Beneath a blazing sun in Mamelodi, a township near Pretoria, South Africa’s capital, Insurance Mabunda says he has finally given up on the ruling African National Congress.
The last straw was the corruption scandals that have discredited the party and its leadership, he says. Mr Mabunda was among the many erstwhile ANC supporters who voted for opposition parties for the first time at last month’s municipal election, handing the ANC its biggest ever electoral setback and delivering a stinging rebuke to President Jacob Zuma.
“The ANC is corrupt. From the president on top, we’re tired of them,” Mr Mabunda says.
Chastened party leaders responded to the electoral drubbing by saying they would take “bold actions to address the weaknesses”. But the depth of turmoil within the former liberation movement that led Mr Mabunda and many others to turn away from ANC has dramatically exploded back into public view.
Instead of soul-searching over the losses, the results have exposed long-running fractures in the ANC as a full-blown war within the government has erupted into the open. Many perceive it to be a battle between those seeking to use state resources for patronage and those seeking to crack down on graft.
The power struggle has pitted the Treasury against powerful state entities, such as Eskom, the utility, while Pravin Gordhan, the finance minister, has become embroiled in a controversial police investigation into an alleged “rogue unit” of the tax authority.
Many analysts believe the pressure on Mr Gordhan, who is respected at home and abroad, and the Treasury is timed to allow Mr Zuma to replace the finance minister with a more pliant candidate — echoing his firing of Nhlanhla Nene as finance minister last December. That decision set off one of the worst economic crises of the democratic era.
The Treasury has since publicly accused Eskom, the biggest buyer of South African coal, of hindering an investigation into a supply contract with Tegeta Exploration and Resources, a company controlled by the Gupta family. The Guptas are close to Mr Zuma and have been accused of using their influence to secure favourable deals and attempt to influence state appointments, allegations they have denied.
Eskom hit back, saying the Treasury’s requests were “unreasonable”.
There are few signs that the power struggles will abate. Instead, they threaten to heap more damage on a stagnating economy as Africa’s most industrialised nation is blighted by rampant unemployment, poverty and yawning inequalities.
It also means the ANC risks enduring a similar humiliation at the ballot box in 2019 general elections.
“We fail our own. We steal from the poor. All these things we do with absolute impunity,” said Sipho Pityana, an ANC veteran, in a recent attack on Mr Zuma and the state of the ANC. “The next battle cannot be led by a leader that has humiliated our organisation and undermined everything that we represent.”

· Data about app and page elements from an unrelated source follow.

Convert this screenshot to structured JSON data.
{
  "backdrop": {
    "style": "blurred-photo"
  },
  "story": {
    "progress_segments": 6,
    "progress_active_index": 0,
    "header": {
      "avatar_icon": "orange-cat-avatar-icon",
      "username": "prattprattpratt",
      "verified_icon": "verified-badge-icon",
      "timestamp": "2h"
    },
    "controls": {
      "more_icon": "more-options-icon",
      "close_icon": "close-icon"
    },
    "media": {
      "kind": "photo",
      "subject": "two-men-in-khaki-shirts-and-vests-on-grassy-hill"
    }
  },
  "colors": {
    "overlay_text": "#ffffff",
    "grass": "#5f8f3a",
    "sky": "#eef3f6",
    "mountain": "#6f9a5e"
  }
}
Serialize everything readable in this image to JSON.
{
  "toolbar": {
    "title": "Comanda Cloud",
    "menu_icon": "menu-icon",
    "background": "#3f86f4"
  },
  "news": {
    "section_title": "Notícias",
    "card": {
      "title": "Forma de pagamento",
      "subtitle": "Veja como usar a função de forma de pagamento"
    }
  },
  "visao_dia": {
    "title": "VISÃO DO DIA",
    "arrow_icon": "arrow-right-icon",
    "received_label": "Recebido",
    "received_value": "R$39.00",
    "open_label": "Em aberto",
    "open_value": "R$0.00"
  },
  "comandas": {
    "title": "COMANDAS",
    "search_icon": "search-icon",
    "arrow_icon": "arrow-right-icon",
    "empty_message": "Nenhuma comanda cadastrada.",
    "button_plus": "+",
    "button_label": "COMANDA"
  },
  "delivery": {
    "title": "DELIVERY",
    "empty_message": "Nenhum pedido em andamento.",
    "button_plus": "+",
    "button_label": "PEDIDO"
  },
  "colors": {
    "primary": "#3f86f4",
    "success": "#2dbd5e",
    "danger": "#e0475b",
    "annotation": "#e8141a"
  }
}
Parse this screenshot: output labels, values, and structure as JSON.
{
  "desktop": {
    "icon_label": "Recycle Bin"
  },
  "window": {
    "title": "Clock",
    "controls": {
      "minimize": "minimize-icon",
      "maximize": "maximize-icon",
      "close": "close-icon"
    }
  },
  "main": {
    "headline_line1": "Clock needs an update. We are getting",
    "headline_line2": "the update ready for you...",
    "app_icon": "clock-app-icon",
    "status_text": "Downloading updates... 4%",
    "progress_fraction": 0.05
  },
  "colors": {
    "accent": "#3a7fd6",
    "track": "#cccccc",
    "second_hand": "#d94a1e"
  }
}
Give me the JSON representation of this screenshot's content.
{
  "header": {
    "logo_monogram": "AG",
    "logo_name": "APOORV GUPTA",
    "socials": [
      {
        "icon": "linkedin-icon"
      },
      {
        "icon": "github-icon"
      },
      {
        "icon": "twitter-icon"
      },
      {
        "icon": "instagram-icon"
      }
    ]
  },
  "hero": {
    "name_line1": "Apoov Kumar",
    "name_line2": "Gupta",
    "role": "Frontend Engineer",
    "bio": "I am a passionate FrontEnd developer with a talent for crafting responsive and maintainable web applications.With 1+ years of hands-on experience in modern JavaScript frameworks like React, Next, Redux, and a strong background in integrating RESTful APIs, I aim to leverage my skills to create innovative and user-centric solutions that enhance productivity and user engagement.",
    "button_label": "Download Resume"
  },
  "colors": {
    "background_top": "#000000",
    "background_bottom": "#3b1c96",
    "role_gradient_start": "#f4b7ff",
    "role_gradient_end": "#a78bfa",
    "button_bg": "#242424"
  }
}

Mamelodi was an area where ANC support was deemed to be impregnable, but now it highlights how the anger is playing out among voters.
Five years ago, 77 per cent of the township’s voters cast their ballots for the ANC. But at last month’s poll, the party’s support collapsed to 48 per cent, while the opposition Democratic Alliance — for years maligned by critics as a “white party” — surged from 8 per cent to 29 per cent.
The Economic Freedom Fighters, a radical breakaway of the ANC that was contesting its first local election, polled 20 per cent.
Nationally, the ANC’s share of the vote hit 54 per cent, plummeting below 60 per cent for the first time since it took power in the 1994 elections that ended white minority rule, with some 3m traditional party voters either not turning out or switching their support.
It lost control of Pretoria, Johannesburg, the economic hub, and Port Elizabeth in the Eastern Cape, a traditional ANC heartland, for the first time.
In townships — historically the ANC’s strongholds in urban areas — residents complain of the poor delivery of services, such as water and sewage, and broken ANC promises.
In Mamelodi, many government-built social houses, intended for poor families living in shacks, are roofless; others are no more than cement foundations. Frustrated locals blame contractor graft, allegedly abetted by councillors, for the unfinished buildings, while adding that people pay bribes to jump housing queues, illustrating how corruption is affecting everyday lives.
Mr Mabunda’s neighbour has waited 22 years — the same amount of time the ANC has governed — for a house and voted for the Democratic Alliance for the first time last month.
“We have given them [the ANC] enough time,” say an elderly women in the township.
In nearby Hammanskraal, Dorah Mashbule says she does not have a problem with the ANC as a party, but rather “its leaders and its councillors”.
“The biggest problem is jobs, as those who don’t have jobs become criminals,” she says. “But they don’t do anything about it.”